or, given this dynamically generated class, it can still show runtime parameter information:

>> class A;

 def go(a); end; 
end

>> A.new.ri_for :go

sig: A#go arity 1 def go(a)

# do nothing

end Parameters: go(a) Searching ri for sig: A#go arity 1 … Nothing known about A (end ri)

> “Parameters: go(a)”

Or (my favorite) use it within debug session:

74       assert(true == false)

(rdb:1) ri_for :assert #<Method: StoreControllerTest(Test::Unit::Assertions)#assert> arity: -2 ri for Test::Unit::Assertions#assert —————————————— Test::Unit::Assertions#assert

assert(boolean, message=nil)

From gem test-unit-2.0.1

Asserts that +boolean+ is not false or nil.

Example:

  assert [1, 2].include?(5)

(end ri) def assert(boolean, message = nil)

_wrap_assertion do
  assert_block("assert should not be called with a block.") do
    (not block_given?)
  end
  assert_block(build_message(message, "<?> is not true.", boolean)) { boolean }
end

end Parameters: assert(boolean, message = nil)

Thus, you can look at methods' source/rdocs without having to run the methods and step into them. Deftly convenient.

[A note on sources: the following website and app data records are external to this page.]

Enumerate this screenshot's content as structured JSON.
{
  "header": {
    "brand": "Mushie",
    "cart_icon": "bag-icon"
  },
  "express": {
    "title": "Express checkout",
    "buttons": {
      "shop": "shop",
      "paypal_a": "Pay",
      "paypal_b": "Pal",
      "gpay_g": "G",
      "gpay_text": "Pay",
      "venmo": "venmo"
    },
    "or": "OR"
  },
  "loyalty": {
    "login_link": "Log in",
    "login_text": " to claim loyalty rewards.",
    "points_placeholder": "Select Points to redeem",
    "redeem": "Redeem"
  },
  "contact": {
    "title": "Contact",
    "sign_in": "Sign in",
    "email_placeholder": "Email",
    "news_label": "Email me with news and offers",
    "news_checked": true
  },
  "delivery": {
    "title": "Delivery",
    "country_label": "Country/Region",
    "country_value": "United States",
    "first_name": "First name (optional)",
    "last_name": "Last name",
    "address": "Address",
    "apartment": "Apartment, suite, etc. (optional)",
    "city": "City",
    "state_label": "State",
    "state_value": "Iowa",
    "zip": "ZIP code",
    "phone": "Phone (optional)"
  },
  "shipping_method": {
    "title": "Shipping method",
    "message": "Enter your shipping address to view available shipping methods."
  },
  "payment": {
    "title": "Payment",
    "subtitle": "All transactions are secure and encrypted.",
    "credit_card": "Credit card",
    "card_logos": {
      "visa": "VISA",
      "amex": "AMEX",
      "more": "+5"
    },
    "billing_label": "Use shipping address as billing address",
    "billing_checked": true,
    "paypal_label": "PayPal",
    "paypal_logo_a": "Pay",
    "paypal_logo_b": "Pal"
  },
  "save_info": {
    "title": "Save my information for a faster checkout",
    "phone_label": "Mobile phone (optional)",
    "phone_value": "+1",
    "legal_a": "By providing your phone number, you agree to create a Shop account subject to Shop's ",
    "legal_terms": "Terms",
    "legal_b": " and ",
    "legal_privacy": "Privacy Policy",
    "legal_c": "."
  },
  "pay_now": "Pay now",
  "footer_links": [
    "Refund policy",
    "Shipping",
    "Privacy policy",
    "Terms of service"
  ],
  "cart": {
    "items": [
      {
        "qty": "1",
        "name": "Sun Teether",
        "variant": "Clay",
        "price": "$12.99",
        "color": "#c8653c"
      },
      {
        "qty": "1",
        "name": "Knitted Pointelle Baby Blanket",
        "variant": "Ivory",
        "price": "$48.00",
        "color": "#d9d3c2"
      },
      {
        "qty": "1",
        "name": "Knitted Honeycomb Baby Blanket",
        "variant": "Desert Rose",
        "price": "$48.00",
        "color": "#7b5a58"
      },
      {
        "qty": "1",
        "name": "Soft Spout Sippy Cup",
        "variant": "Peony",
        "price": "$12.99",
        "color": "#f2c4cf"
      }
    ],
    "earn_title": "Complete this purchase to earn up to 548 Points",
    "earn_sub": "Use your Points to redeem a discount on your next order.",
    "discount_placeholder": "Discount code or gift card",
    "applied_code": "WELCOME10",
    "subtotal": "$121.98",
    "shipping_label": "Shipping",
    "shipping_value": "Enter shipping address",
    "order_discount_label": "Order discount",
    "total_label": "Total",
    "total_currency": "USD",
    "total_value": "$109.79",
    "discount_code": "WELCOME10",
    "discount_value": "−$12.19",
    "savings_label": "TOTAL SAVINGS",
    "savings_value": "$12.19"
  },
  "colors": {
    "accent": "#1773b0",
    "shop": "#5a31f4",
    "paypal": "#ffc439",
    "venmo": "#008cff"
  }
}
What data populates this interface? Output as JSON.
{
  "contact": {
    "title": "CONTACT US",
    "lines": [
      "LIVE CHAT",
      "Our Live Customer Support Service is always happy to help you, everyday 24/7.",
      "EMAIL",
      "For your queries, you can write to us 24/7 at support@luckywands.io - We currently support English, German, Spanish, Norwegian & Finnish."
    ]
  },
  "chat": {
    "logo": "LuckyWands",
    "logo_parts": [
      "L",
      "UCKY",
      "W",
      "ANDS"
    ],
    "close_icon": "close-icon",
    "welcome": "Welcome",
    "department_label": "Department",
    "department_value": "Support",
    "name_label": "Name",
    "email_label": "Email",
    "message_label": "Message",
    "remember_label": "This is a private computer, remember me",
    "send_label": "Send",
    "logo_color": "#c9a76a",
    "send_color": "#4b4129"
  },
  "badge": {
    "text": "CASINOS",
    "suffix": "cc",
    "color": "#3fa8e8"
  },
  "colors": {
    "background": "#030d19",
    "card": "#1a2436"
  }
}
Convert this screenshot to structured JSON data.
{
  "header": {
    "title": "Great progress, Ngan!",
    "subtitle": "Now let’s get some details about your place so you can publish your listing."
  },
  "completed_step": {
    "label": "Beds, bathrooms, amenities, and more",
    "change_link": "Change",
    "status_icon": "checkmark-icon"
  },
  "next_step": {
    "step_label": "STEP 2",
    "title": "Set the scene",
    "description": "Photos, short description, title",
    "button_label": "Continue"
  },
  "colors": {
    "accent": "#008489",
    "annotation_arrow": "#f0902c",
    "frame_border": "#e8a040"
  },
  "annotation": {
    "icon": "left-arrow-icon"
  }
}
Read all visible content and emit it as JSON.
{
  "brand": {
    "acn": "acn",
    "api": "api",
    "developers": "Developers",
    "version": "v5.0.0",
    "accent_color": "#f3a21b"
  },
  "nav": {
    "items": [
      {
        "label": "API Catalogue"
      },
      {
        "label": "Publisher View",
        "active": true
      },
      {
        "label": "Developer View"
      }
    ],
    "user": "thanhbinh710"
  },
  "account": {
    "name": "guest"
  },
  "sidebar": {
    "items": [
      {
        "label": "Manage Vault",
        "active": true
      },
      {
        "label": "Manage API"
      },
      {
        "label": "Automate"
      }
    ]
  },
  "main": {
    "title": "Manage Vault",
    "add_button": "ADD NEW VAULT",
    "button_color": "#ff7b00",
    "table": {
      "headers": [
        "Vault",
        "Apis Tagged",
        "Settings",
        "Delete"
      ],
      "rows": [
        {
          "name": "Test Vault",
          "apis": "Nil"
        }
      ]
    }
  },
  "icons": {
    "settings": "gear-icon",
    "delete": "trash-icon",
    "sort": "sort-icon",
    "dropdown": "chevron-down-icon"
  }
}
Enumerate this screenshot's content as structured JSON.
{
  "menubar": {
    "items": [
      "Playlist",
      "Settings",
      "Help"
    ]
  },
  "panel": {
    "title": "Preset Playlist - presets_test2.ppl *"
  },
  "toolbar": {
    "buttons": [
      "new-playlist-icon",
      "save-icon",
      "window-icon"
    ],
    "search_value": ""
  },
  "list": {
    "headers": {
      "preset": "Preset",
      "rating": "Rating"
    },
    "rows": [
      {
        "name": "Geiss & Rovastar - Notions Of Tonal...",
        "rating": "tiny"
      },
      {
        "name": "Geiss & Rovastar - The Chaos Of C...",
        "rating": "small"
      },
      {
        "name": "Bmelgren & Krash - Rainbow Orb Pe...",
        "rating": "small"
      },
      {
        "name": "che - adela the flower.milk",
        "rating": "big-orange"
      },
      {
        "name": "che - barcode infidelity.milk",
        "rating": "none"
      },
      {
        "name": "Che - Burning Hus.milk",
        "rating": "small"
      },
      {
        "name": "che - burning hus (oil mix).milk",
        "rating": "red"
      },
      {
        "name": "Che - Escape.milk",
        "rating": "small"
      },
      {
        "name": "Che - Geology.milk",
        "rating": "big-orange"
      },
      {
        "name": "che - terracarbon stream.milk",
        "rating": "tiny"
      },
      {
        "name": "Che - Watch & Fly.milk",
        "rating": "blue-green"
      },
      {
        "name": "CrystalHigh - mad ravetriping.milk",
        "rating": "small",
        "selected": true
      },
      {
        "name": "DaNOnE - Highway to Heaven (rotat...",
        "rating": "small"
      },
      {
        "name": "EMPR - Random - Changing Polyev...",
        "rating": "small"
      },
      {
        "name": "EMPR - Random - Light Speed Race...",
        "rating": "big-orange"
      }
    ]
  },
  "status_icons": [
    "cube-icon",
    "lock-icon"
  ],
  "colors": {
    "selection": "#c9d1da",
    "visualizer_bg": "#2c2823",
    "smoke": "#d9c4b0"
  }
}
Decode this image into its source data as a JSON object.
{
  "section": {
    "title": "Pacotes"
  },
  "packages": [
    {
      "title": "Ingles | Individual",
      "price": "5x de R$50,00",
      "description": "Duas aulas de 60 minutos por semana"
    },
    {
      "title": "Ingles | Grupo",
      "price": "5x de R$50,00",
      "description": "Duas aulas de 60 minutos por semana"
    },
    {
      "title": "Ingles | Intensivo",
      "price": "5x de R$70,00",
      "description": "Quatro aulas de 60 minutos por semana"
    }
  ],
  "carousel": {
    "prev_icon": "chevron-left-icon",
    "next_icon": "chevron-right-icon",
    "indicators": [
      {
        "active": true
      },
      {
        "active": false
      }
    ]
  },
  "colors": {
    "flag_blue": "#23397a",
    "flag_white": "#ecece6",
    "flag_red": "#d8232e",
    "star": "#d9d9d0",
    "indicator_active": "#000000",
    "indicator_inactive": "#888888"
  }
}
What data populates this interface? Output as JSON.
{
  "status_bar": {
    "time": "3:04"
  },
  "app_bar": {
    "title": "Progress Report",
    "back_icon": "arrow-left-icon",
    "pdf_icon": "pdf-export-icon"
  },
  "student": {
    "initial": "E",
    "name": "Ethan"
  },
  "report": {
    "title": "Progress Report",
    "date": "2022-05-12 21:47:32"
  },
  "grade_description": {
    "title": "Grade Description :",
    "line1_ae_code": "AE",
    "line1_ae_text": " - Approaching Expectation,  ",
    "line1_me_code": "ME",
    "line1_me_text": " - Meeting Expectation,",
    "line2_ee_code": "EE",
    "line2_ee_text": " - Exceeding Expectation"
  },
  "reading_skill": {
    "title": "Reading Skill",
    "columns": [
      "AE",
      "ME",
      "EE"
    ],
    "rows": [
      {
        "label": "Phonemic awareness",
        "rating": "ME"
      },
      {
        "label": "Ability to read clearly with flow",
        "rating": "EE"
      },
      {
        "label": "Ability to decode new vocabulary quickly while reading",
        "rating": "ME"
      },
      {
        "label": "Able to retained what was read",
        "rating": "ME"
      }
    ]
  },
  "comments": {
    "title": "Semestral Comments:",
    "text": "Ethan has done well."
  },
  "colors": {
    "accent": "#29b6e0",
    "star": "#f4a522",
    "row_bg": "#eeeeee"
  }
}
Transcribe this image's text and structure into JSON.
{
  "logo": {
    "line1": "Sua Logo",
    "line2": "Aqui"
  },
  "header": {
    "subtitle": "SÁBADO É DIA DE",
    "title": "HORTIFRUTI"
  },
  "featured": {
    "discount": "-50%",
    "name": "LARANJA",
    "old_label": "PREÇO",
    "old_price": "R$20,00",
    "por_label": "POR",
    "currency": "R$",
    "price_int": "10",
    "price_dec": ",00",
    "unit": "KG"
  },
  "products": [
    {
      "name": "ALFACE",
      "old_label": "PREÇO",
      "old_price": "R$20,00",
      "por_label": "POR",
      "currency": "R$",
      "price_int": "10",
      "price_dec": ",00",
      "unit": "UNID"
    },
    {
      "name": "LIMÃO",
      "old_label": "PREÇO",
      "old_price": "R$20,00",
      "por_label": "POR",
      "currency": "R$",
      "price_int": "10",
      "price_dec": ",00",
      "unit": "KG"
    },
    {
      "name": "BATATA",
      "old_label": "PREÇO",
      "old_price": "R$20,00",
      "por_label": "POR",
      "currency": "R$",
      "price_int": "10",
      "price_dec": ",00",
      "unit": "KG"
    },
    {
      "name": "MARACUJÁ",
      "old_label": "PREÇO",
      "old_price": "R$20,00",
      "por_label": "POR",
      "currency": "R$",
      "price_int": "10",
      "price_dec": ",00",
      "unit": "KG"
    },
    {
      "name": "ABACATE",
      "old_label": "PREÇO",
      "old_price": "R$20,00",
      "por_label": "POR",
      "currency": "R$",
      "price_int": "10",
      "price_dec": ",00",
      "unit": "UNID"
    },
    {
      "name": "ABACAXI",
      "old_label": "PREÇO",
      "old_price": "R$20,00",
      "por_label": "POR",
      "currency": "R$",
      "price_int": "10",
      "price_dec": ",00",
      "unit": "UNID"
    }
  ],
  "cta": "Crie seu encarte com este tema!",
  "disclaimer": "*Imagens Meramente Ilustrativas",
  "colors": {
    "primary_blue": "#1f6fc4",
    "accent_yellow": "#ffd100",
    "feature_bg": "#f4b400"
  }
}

Installation=====

$ gem install ri_for

Usage: >> require 'ri_for' >> ClassName.ri_for :method_name # class or instance method name

>> some_instance.ri_for :method_name

Other goodies included:

Object#my_methods (stolen from a website somewhere)

An example: >> class A; def go; end; end >> A.new.my_methods

> :second, :third]

Object#methods2 (like #methods, but inserts a marker after my_methods are shown)

>> A.new.methods2

> [“go”, :“inherited methods after this point >>”, “to_yaml_style”, “inspect”, “methods_old”, “clone”, “public_methods”, “display”, “instance_variable_defined?”, “equal?”, “freeze”, “to_yaml_properties”, “methods”…]

Attributions ===

This gem wraps for convenience the functionality of Method#source_location, ruby2ruby, et al, and was inspired by a snippet from manvenu, SourceRef (MBARI), and Python's Method#desc. It also wouldn't be useful without irb and the ruby-debug folks. Thanks!

Related ===

github.com/dadooda/ori (just lists ri, not method bodies and parameters, like mine does). also irb has a “help” command for obtaining (just lists ri) but it's pretty obscure nobody knows about it. >> help “Array” >> help “Array#[]” (just displays ri)

There are quite a few “#methods” helper utilties out there, too.

irbtools also lists a lot of other irb helpers.

Feedback ===

Comments/suggestions welcome rogerdpack on gmail or rdp on github

github.com/rdp/ri_for